This new blog is not intended to be a fishing guide to France. But in the spirit of what glues we Fr-Anglers together, why not share what I have learned?
French streams and rivers are described as Category 1, or Category 2 waters. In the former, fish are more usually game fish, with brown trout (farios) and grayling (ombres) , the most common, and there is a season within which fishing is permitted, and normally, between mid March and mid September, with occasional regional variations to this. Category 2 waters may contain game fish, but coarse fish are the main species, and fishing is generally available throughout the year.
The first thing to understand about trout fishing in France, is that the majority of locals who fish for trout, use spinning as their preferred technique. More often than not, the trout which are caught are killed, and for the table, one presumes. Replenishment or restocking is rare, even in Category 1 waters, so fish tend to be quite small, and scarce. Curiously, the same is true even in those beats of Category 1 streams, designated ‘No Kill’.
Fly fishing is growing in popularity and the government offer training programmes to instruct and develop guiding skills in young people. This cadre of professional enthusiasts, Moniteurs Guide de Peche, http://www.ffmgp.com/ actively promote fly fishing, but also conservation (catch and release) but it may be many years before this is the norm.
Finding fishing on line is fun. If you know where you plan to fish, then type in the name of the ‘department’ after the word ‘peche’ (eg Peche Var) and up should pop the site of the local organisation http://www.federationpeche.fr/83/ (always identified by the identifying number of the department rather than its name….most Frenchmen I have met, know the numbers rather than the names of department…very clever!) and it will be filled with all you might need to know, including the streams by category, the source of local permits and the names of officials, most of whom, I have found, are happy to inform.

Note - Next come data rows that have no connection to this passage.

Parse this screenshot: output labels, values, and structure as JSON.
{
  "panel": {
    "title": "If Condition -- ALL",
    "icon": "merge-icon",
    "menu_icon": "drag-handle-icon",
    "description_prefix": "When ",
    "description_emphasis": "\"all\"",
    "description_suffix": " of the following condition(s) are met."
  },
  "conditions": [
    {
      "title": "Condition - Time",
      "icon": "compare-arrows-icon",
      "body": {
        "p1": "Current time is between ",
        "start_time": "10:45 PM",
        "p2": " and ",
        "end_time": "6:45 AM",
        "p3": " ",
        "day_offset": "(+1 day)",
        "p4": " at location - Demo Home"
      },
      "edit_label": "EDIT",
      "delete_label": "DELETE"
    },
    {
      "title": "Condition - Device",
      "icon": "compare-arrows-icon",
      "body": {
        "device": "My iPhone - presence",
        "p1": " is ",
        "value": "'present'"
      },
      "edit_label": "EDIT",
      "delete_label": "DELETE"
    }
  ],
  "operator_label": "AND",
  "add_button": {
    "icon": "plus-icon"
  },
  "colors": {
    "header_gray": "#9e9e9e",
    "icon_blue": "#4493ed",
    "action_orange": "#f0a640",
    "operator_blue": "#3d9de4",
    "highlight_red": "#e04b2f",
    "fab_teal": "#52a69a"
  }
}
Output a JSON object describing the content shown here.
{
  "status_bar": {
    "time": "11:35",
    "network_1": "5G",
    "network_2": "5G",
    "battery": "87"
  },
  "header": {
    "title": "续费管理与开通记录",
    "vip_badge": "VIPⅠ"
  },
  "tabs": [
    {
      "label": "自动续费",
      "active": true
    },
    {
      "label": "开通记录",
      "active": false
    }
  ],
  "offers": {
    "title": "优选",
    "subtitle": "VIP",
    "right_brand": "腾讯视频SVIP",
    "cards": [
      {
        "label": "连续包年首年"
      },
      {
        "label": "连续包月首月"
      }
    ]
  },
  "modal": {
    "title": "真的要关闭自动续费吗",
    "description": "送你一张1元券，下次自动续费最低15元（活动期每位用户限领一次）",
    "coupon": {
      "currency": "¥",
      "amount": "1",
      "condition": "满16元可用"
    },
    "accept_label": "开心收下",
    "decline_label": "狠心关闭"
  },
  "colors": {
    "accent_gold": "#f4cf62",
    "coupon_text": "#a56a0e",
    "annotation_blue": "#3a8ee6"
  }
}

Many residing in rural parts may have limited English!
Just as in the UK, all fishermen must have a licence to fish. At one level, getting a licence is easy…at another it is a little confusing!
The easy bit is securing a national licence. This can be done on line at www.cartedepeche.fr and a short term, vacation based licence through to an annual version can be obtained easily. This will be applicable for fishing the department in which you wish to fish, or more widely, via a reciprocal agreement between different associations, and through the ‘Entent Halieutique’, for which you will pay a little more. This year (2016), my roaming licence cost 95 euros.
Reciprocity applies to public waters in any of the 55 or so departments which subscribe to this system. On private waters in the 55, and in other departments, however, it is necessary to obtain a day ticket, or ‘journaliere’. The problem is in determining which waters are public and which are private. The national licence website lists those departments in the reciprocity. The local ‘Guide de Peche’ will give some clues to this, but in my experience, a visit to the Tabac will confirm what is required. If the Tabac is open, or rather, when it is! The Monsieur, ou Madame running the Tabac, will be a mine of information, and truly happy to help un pecheur Anglais.
So in part, this is the less easy bit, but ‘Hey!’
There’s more to fishing than catching fish, n’est-ce pas?
The ‘Guides de Peche’ are almost always available on line.
Guide-books (in English) for fly fishing in France are few and far between, but Philip Pembroke, who writes ‘The Smooth Guide to…’ (www.fishingfrance.org) series has a very good ‘where to’ book featuring the fishing in Normandy, Brittany, Central France and the Pyrenees. Beyond that, it’s the internet! But what is the closed season for?